Inferno, I, 32
From the twilight of dawn to the twilight of evening, a leopard, in the final years of the twelfth century, looked at wooden planks, some iron bars, men and women who came and went, a wall, and, perhaps, a stone gutter full of dried leaves. He did not know--he could not know--that he longed for love and cruelty and the warm pleasure of tearing something apart and the wind carrying the scent of deer, but something in him was drowning and rebelling, and God spoke to him in a dream: You will live and die in this prison, in order that a man I know will look upon you a certain number of times and not forget you and will put your image and your symbol into a poem, a poem that has its precise place in the drama of the universe.
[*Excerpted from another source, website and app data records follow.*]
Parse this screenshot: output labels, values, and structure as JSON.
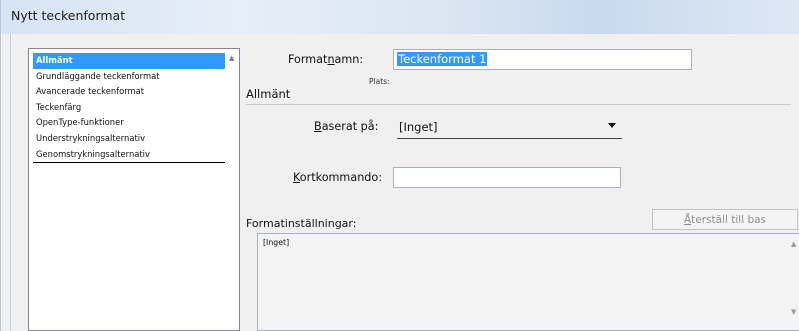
{
  "window": {
    "title": "Nytt teckenformat"
  },
  "sidebar": {
    "items": [
      {
        "label": "Allmänt",
        "selected": true
      },
      {
        "label": "Grundläggande teckenformat",
        "selected": false
      },
      {
        "label": "Avancerade teckenformat",
        "selected": false
      },
      {
        "label": "Teckenfärg",
        "selected": false
      },
      {
        "label": "OpenType-funktioner",
        "selected": false
      },
      {
        "label": "Understrykningsalternativ",
        "selected": false
      },
      {
        "label": "Genomstrykningsalternativ",
        "selected": false
      }
    ]
  },
  "form": {
    "format_name_label": "Formatnamn:",
    "format_name_value": "Teckenformat 1",
    "location_label": "Plats:",
    "section_title": "Allmänt",
    "based_on_label": "Baserat på:",
    "based_on_value": "[Inget]",
    "shortcut_label": "Kortkommando:",
    "shortcut_value": "",
    "settings_label": "Formatinställningar:",
    "reset_button_label": "Återställ till bas",
    "settings_text": "[Inget]"
  },
  "colors": {
    "selection": "#3399ff",
    "disabled_text": "#8f8f8f"
  }
}
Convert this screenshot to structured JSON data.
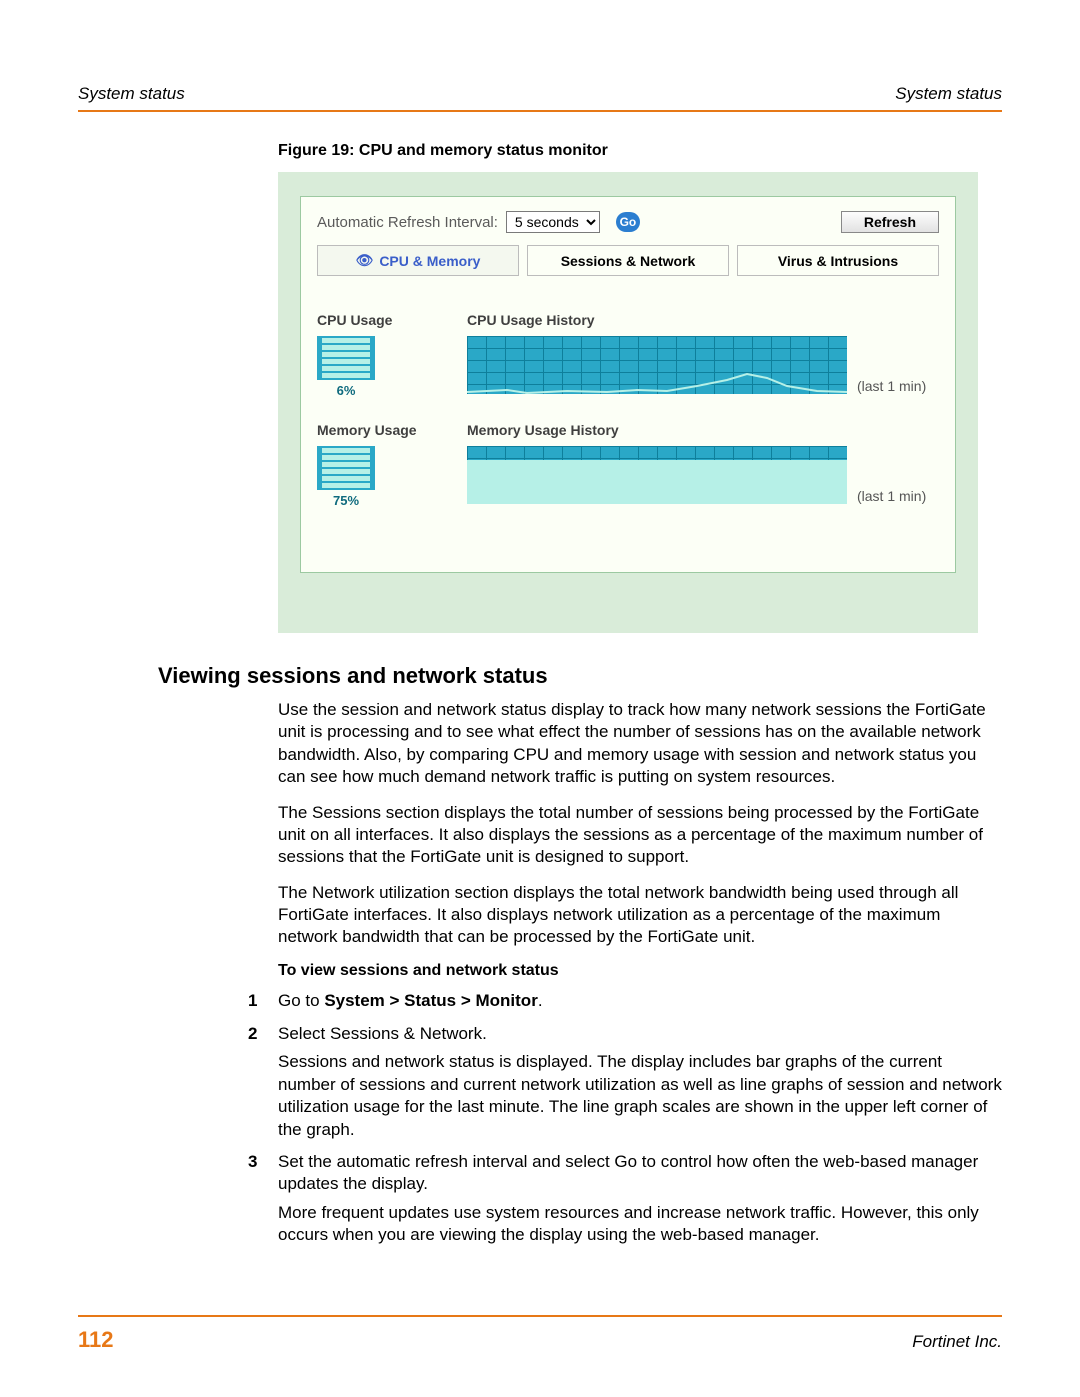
{
  "header": {
    "left": "System status",
    "right": "System status"
  },
  "figure": {
    "caption": "Figure 19: CPU and memory status monitor"
  },
  "monitor": {
    "refresh_label": "Automatic Refresh Interval:",
    "interval_value": "5 seconds",
    "go_label": "Go",
    "refresh_button": "Refresh",
    "tabs": {
      "cpu": "CPU & Memory",
      "sessions": "Sessions & Network",
      "virus": "Virus & Intrusions"
    },
    "cpu": {
      "title": "CPU Usage",
      "pct": "6%",
      "history_title": "CPU Usage History",
      "lastmin": "(last 1 min)"
    },
    "mem": {
      "title": "Memory Usage",
      "pct": "75%",
      "history_title": "Memory Usage History",
      "lastmin": "(last 1 min)"
    }
  },
  "section": {
    "heading": "Viewing sessions and network status",
    "p1": "Use the session and network status display to track how many network sessions the FortiGate unit is processing and to see what effect the number of sessions has on the available network bandwidth. Also, by comparing CPU and memory usage with session and network status you can see how much demand network traffic is putting on system resources.",
    "p2": "The Sessions section displays the total number of sessions being processed by the FortiGate unit on all interfaces. It also displays the sessions as a percentage of the maximum number of sessions that the FortiGate unit is designed to support.",
    "p3": "The Network utilization section displays the total network bandwidth being used through all FortiGate interfaces. It also displays network utilization as a percentage of the maximum network bandwidth that can be processed by the FortiGate unit.",
    "subheading": "To view sessions and network status",
    "steps": {
      "s1_pre": "Go to ",
      "s1_bold": "System > Status > Monitor",
      "s1_post": ".",
      "s2": "Select Sessions & Network.",
      "s2b": "Sessions and network status is displayed. The display includes bar graphs of the current number of sessions and current network utilization as well as line graphs of session and network utilization usage for the last minute. The line graph scales are shown in the upper left corner of the graph.",
      "s3": "Set the automatic refresh interval and select Go to control how often the web-based manager updates the display.",
      "s3b": "More frequent updates use system resources and increase network traffic. However, this only occurs when you are viewing the display using the web-based manager."
    }
  },
  "footer": {
    "page": "112",
    "company": "Fortinet Inc."
  }
}
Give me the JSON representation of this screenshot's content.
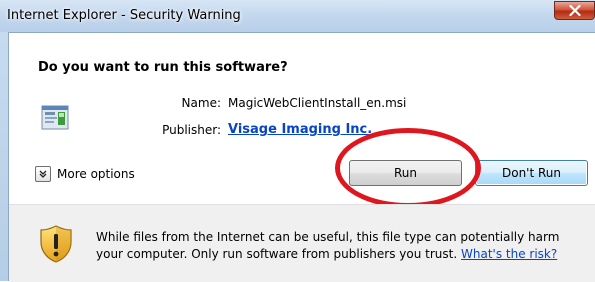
{
  "window": {
    "title": "Internet Explorer - Security Warning",
    "close_icon": "close-icon"
  },
  "dialog": {
    "question": "Do you want to run this software?",
    "file_icon": "installer-file-icon",
    "name_label": "Name:",
    "name_value": "MagicWebClientInstall_en.msi",
    "publisher_label": "Publisher:",
    "publisher_value": "Visage Imaging Inc.",
    "more_options_label": "More options",
    "more_options_icon": "chevron-down-icon",
    "run_label": "Run",
    "dont_run_label": "Don't Run",
    "highlight_color": "#e0161e"
  },
  "warning": {
    "icon": "shield-warning-icon",
    "text": "While files from the Internet can be useful, this file type can potentially harm your computer. Only run software from publishers you trust.",
    "link": "What's the risk?"
  },
  "colors": {
    "link": "#0645c8",
    "title_bar": "#c4d8ee",
    "close_button": "#d0543b"
  }
}
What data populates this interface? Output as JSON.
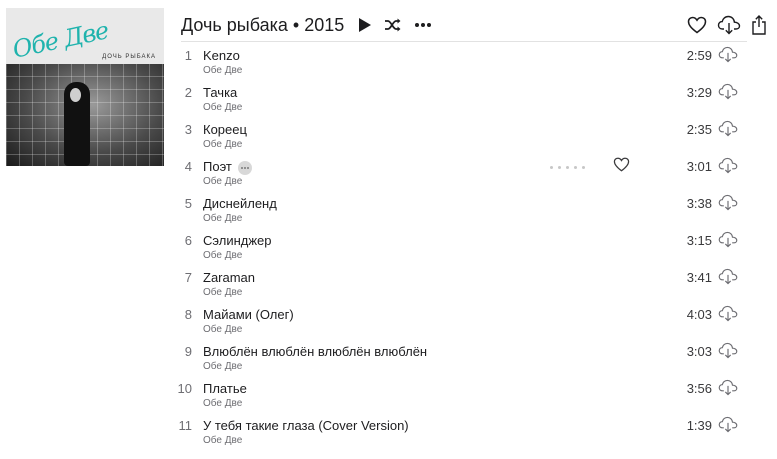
{
  "cover": {
    "brand_text": "Обе Две",
    "subtitle": "ДОЧЬ РЫБАКА"
  },
  "album": {
    "title": "Дочь рыбака • 2015"
  },
  "icons": {
    "play": "play-icon",
    "shuffle": "shuffle-icon",
    "more": "more-icon",
    "love": "heart-icon",
    "download": "cloud-download-icon",
    "share": "share-icon"
  },
  "colors": {
    "accent": "#1fb3ad",
    "text": "#1d1d1f",
    "secondary": "#6e6e73"
  },
  "tracks": [
    {
      "num": "1",
      "title": "Kenzo",
      "artist": "Обе Две",
      "duration": "2:59"
    },
    {
      "num": "2",
      "title": "Тачка",
      "artist": "Обе Две",
      "duration": "3:29"
    },
    {
      "num": "3",
      "title": "Кореец",
      "artist": "Обе Две",
      "duration": "2:35"
    },
    {
      "num": "4",
      "title": "Поэт",
      "artist": "Обе Две",
      "duration": "3:01",
      "hover": true
    },
    {
      "num": "5",
      "title": "Диснейленд",
      "artist": "Обе Две",
      "duration": "3:38"
    },
    {
      "num": "6",
      "title": "Сэлинджер",
      "artist": "Обе Две",
      "duration": "3:15"
    },
    {
      "num": "7",
      "title": "Zaraman",
      "artist": "Обе Две",
      "duration": "3:41"
    },
    {
      "num": "8",
      "title": "Майами (Олег)",
      "artist": "Обе Две",
      "duration": "4:03"
    },
    {
      "num": "9",
      "title": "Влюблён влюблён влюблён влюблён",
      "artist": "Обе Две",
      "duration": "3:03"
    },
    {
      "num": "10",
      "title": "Платье",
      "artist": "Обе Две",
      "duration": "3:56"
    },
    {
      "num": "11",
      "title": "У тебя такие глаза (Cover Version)",
      "artist": "Обе Две",
      "duration": "1:39"
    }
  ]
}
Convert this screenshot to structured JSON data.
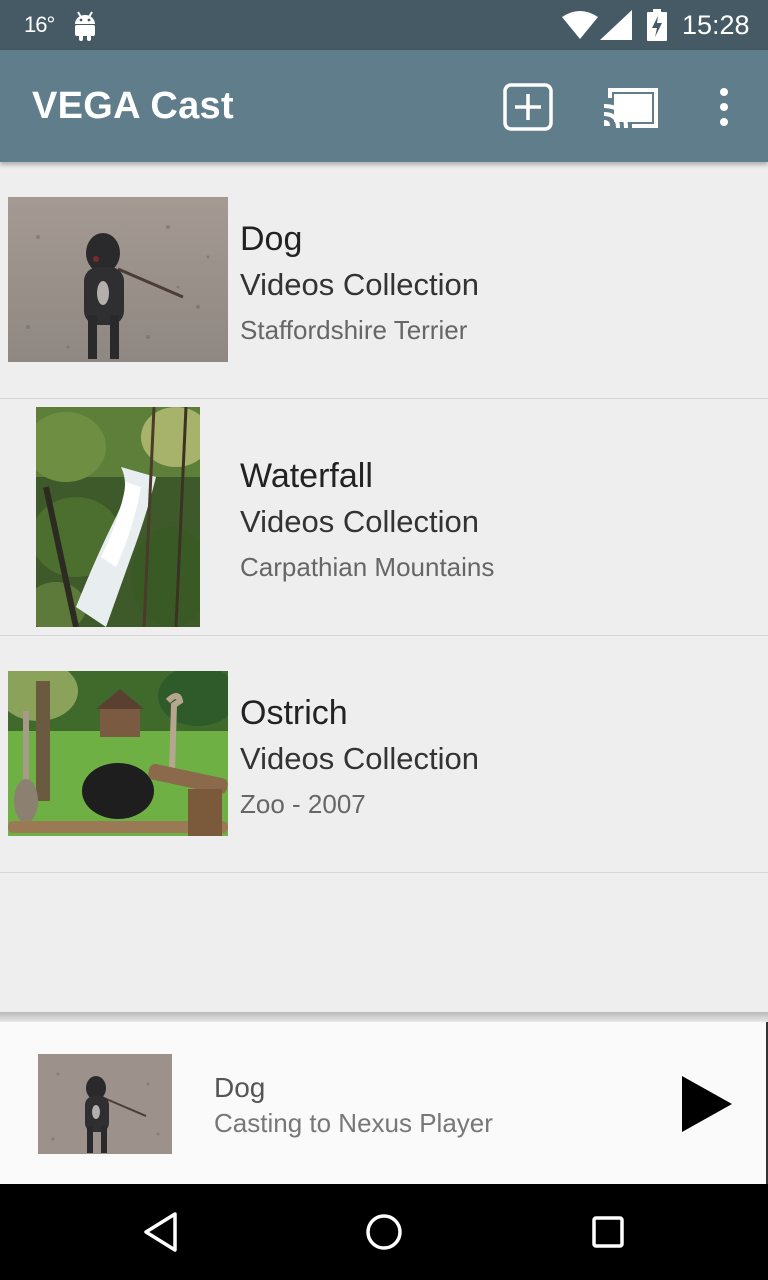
{
  "status_bar": {
    "temperature": "16°",
    "time": "15:28",
    "icons": [
      "android-icon",
      "wifi-icon",
      "signal-icon",
      "battery-charging-icon"
    ]
  },
  "toolbar": {
    "title": "VEGA Cast",
    "icons": [
      "add-box-icon",
      "cast-icon",
      "more-vert-icon"
    ]
  },
  "videos": [
    {
      "title": "Dog",
      "studio": "Videos Collection",
      "subtitle": "Staffordshire Terrier"
    },
    {
      "title": "Waterfall",
      "studio": "Videos Collection",
      "subtitle": "Carpathian Mountains"
    },
    {
      "title": "Ostrich",
      "studio": "Videos Collection",
      "subtitle": "Zoo - 2007"
    }
  ],
  "mini_controller": {
    "title": "Dog",
    "subtitle": "Casting to Nexus Player",
    "icons": [
      "play-icon"
    ]
  },
  "nav_bar": {
    "icons": [
      "back-icon",
      "home-icon",
      "recents-icon"
    ]
  },
  "colors": {
    "status_bar": "#455a64",
    "toolbar": "#607d8b",
    "background": "#eeeeee"
  }
}
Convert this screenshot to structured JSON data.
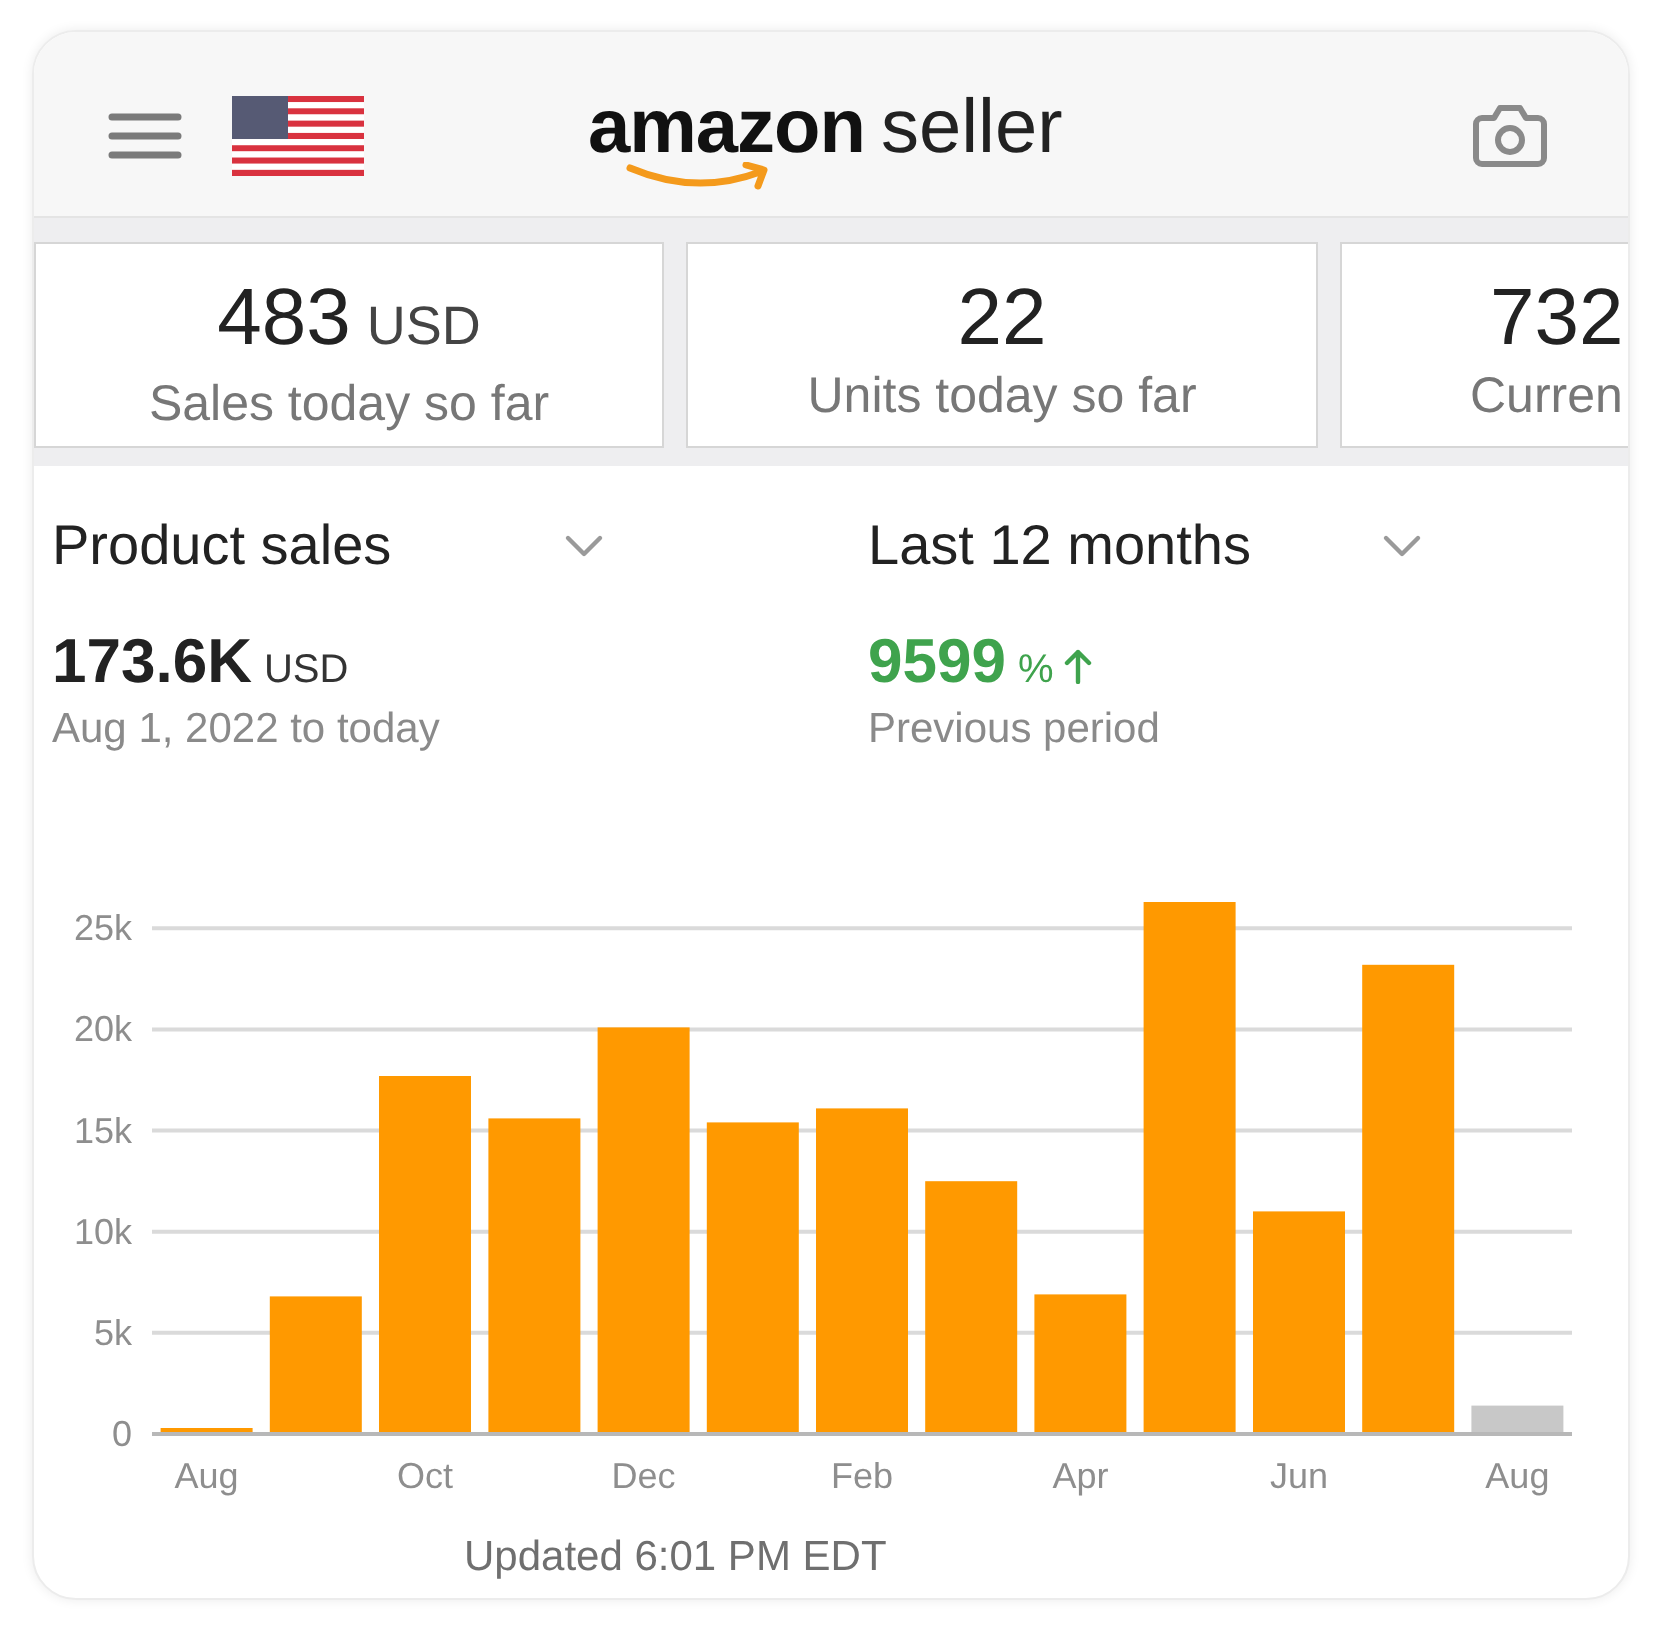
{
  "header": {
    "logo": {
      "brand": "amazon",
      "suffix": "seller"
    }
  },
  "stat_cards": [
    {
      "value": "483",
      "unit": "USD",
      "label": "Sales today so far"
    },
    {
      "value": "22",
      "label": "Units today so far"
    },
    {
      "value": "732",
      "label": "Curren"
    }
  ],
  "metric_dropdown": {
    "label": "Product sales"
  },
  "period_dropdown": {
    "label": "Last 12 months"
  },
  "total_sales": {
    "value": "173.6K",
    "unit": "USD",
    "caption": "Aug 1, 2022 to today"
  },
  "change": {
    "value": "9599",
    "unit": "%",
    "increase": true,
    "caption": "Previous period"
  },
  "chart": {
    "chart_data": {
      "type": "bar",
      "categories": [
        "Aug",
        null,
        "Oct",
        null,
        "Dec",
        null,
        "Feb",
        null,
        "Apr",
        null,
        "Jun",
        null,
        "Aug"
      ],
      "ylim": [
        0,
        26300
      ],
      "yticks": [
        {
          "value": 0,
          "label": "0"
        },
        {
          "value": 5000,
          "label": "5k"
        },
        {
          "value": 10000,
          "label": "10k"
        },
        {
          "value": 15000,
          "label": "15k"
        },
        {
          "value": 20000,
          "label": "20k"
        },
        {
          "value": 25000,
          "label": "25k"
        }
      ],
      "grid": true,
      "stacked": true,
      "series": [
        {
          "color": "#ff9900",
          "values": [
            300,
            6800,
            17700,
            15600,
            20100,
            15400,
            16100,
            12500,
            6900,
            26300,
            11000,
            23200,
            null
          ]
        },
        {
          "color": "#c8c8c8",
          "values": [
            null,
            null,
            null,
            null,
            null,
            null,
            null,
            null,
            null,
            null,
            null,
            null,
            1400
          ]
        }
      ]
    }
  },
  "footer": {
    "updated": "Updated 6:01 PM EDT"
  }
}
You will suffer captivity, but you will have given a word to the poem. God, in the dream, illuminated the simplicity of the animal, and he understood the reasons and accepted this destiny, but when he awoke, all that remained in him was a dim resignation, a valiant ignorance, because the world is too complicated a machine for the simplicity of a beast.
Years later, Dante would die in Ravenna, as unjustified and alone as any man. In a dream, God revealed to him the secret purpose of his life and his work; Dante, astonished, discovered at last who he was and what he was and blessed his sufferings. Tradition says that when he woke up, he felt that he had received and lost something infinite, something that he could not recover or even get an inkling of, because the world is too complicated a machine for the simplicity of men.